Stored items from a collection
◆ ◆ ◆ ◆ ◆

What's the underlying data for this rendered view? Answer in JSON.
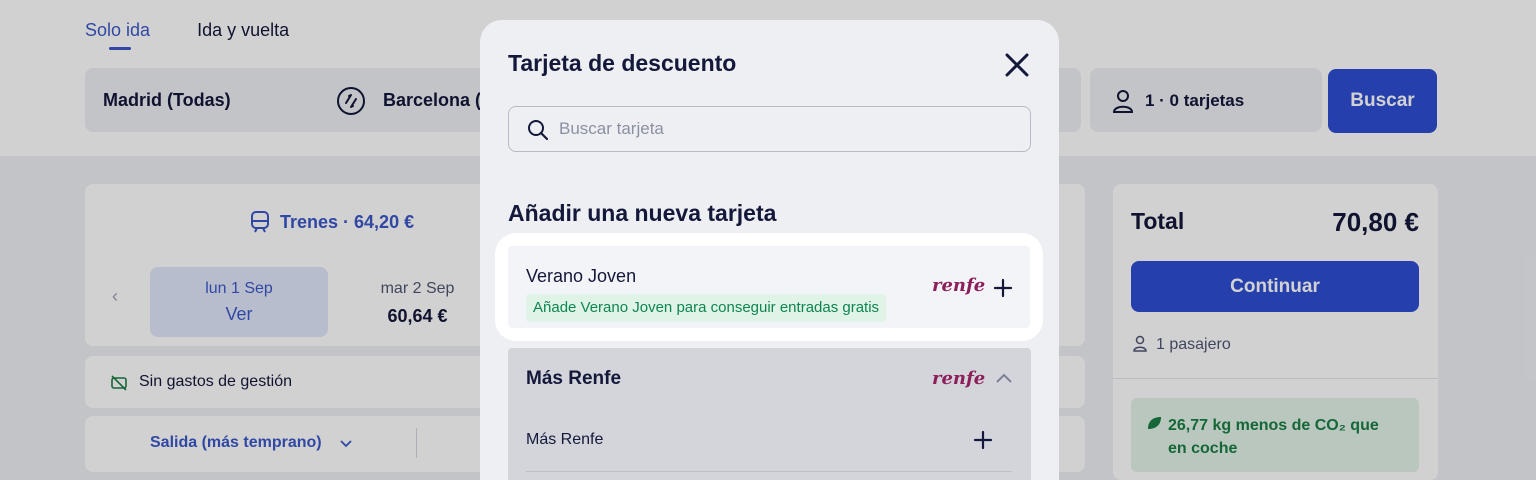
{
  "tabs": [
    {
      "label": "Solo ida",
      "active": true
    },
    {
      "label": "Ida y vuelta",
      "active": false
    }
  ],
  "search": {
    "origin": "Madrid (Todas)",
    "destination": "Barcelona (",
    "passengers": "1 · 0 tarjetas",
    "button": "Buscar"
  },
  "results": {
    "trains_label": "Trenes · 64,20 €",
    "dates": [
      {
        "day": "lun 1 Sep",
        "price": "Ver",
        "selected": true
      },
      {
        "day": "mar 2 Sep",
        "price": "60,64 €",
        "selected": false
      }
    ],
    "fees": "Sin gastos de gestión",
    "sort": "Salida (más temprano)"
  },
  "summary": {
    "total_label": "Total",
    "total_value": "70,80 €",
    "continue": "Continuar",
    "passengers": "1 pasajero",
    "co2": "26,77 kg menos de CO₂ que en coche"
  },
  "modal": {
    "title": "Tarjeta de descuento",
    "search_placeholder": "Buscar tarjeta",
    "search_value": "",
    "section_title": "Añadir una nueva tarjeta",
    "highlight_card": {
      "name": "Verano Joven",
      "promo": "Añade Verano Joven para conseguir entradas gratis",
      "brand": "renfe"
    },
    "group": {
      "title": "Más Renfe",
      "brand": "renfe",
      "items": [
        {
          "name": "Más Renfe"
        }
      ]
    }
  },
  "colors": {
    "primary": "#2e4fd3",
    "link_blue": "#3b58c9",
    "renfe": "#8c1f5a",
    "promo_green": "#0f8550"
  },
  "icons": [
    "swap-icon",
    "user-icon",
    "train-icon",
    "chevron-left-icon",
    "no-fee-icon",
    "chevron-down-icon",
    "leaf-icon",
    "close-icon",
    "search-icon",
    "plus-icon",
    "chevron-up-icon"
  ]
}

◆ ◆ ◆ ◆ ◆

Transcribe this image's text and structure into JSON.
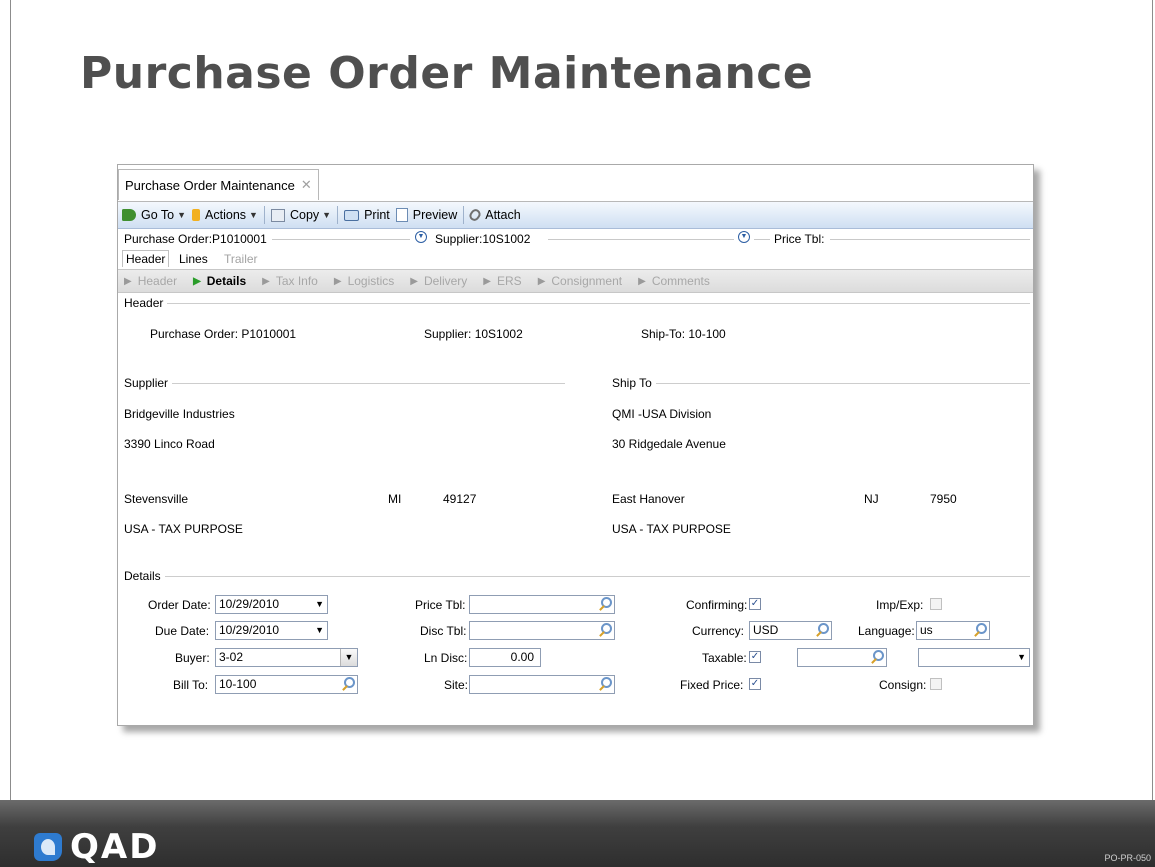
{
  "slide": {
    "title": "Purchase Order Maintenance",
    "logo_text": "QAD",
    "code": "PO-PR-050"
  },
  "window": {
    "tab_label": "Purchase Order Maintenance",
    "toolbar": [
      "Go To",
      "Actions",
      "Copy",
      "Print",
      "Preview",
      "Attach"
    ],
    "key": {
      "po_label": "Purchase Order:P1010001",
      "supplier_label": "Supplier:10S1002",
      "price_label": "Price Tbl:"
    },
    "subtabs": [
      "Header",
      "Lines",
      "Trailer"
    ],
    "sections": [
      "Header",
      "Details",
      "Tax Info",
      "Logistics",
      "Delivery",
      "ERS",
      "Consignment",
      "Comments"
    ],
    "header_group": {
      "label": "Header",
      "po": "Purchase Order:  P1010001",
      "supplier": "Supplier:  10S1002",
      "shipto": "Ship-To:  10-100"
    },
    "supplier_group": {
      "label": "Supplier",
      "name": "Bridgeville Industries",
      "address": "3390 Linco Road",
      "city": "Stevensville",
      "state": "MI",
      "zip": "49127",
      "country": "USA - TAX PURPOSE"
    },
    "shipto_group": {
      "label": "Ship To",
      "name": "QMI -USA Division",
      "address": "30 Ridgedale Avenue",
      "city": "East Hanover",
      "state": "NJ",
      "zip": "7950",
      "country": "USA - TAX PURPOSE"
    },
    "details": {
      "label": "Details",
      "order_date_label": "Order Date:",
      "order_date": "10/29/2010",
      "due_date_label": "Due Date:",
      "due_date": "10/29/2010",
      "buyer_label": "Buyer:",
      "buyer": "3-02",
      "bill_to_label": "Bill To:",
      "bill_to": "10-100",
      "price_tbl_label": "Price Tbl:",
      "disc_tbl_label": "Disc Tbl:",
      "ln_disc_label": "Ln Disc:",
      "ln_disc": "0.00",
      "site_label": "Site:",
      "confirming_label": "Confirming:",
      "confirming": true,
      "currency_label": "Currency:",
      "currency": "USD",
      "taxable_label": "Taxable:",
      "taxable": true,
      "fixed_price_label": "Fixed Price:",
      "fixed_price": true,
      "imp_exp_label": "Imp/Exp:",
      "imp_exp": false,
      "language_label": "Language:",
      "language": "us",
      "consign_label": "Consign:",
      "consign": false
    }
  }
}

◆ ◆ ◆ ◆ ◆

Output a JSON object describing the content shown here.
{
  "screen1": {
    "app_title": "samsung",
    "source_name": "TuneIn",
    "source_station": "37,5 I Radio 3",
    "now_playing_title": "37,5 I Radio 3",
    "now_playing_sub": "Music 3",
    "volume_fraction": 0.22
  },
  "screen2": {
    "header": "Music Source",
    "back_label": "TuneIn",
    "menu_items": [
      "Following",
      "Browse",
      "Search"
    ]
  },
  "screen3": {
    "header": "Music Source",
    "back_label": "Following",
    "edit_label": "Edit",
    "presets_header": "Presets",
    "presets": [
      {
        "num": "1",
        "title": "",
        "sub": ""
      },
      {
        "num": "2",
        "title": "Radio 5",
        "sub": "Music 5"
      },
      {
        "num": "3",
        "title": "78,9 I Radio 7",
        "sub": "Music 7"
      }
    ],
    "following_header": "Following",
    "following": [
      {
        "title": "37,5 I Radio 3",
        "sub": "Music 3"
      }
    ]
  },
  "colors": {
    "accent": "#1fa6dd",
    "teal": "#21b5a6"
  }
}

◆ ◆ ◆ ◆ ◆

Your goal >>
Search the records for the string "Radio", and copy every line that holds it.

Task response >>
    "source_station": "37,5 I Radio 3",
    "now_playing_title": "37,5 I Radio 3",
        "title": "Radio 5",
        "title": "78,9 I Radio 7",
        "title": "37,5 I Radio 3",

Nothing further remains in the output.